--- START ---

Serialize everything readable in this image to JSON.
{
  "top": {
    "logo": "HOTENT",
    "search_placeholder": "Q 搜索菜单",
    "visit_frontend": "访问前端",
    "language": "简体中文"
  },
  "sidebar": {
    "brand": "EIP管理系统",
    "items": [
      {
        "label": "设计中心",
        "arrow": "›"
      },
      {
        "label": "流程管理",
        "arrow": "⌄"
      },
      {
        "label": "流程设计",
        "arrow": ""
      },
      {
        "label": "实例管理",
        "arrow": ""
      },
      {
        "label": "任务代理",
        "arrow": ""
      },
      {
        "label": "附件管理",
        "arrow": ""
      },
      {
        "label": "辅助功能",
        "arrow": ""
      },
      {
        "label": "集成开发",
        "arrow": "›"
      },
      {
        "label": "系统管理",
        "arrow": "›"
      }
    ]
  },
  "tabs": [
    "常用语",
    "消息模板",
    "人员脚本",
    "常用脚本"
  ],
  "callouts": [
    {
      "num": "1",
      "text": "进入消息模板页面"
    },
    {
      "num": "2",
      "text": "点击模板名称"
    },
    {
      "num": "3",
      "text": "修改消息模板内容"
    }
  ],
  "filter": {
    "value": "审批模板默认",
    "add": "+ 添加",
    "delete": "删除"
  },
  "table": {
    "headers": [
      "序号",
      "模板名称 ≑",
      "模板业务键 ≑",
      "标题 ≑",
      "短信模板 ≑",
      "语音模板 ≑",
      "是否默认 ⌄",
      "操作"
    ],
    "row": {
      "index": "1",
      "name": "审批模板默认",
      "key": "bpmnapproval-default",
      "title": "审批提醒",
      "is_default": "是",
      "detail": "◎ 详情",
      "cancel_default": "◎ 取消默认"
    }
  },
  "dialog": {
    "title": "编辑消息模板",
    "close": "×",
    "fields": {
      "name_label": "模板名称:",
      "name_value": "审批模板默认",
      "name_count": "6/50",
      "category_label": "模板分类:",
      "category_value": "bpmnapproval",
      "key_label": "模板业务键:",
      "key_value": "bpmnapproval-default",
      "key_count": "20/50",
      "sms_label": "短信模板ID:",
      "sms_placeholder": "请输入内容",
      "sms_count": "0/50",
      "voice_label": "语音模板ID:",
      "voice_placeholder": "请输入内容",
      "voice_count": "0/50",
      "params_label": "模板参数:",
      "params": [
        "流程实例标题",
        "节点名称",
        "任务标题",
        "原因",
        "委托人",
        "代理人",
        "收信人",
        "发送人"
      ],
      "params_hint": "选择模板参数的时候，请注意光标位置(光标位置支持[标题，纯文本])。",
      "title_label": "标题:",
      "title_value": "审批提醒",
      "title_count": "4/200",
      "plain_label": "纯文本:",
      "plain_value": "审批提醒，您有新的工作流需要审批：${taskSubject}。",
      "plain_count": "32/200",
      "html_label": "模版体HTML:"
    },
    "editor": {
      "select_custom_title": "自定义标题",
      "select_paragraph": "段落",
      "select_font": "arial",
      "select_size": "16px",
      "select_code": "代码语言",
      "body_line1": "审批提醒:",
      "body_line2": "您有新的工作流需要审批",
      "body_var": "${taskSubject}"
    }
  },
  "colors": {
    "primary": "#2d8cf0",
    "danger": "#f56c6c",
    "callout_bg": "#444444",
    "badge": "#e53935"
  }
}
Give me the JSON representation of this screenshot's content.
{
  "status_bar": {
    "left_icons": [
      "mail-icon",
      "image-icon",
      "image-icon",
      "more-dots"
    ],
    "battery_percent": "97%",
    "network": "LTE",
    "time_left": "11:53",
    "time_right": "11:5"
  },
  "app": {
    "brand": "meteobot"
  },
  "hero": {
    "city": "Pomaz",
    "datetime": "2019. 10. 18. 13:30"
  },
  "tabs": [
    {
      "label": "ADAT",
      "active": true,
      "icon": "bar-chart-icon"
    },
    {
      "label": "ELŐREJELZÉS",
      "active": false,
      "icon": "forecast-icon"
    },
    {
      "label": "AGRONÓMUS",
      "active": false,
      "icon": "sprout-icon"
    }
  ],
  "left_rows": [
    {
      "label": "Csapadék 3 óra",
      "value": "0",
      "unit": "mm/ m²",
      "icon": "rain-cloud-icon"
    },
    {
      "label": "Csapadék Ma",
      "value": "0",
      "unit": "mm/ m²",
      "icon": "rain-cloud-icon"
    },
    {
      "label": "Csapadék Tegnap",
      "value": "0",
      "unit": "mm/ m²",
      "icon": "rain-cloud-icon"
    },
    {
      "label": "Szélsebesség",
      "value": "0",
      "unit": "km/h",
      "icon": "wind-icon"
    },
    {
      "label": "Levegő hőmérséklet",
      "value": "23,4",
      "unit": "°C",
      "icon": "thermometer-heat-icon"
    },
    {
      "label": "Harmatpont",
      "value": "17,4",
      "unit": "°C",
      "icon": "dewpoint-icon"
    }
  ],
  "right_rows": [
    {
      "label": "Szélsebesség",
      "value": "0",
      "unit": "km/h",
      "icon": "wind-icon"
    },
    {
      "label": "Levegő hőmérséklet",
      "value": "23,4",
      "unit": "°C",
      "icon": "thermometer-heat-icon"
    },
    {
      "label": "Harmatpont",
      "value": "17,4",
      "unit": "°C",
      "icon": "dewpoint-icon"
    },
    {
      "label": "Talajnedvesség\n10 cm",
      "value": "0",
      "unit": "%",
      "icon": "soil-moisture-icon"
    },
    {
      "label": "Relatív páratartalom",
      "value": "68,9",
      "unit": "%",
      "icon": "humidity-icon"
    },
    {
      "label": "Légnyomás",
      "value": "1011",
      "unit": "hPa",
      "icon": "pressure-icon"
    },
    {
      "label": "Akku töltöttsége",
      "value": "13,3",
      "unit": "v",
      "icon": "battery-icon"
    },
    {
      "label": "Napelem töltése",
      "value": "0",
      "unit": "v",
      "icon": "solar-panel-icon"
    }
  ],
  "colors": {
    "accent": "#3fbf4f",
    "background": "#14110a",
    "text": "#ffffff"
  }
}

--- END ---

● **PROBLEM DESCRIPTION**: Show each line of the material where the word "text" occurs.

● **EXERCISE ANSWER**:
      "text": "进入消息模板页面"
      "text": "点击模板名称"
      "text": "修改消息模板内容"
    "text": "#ffffff"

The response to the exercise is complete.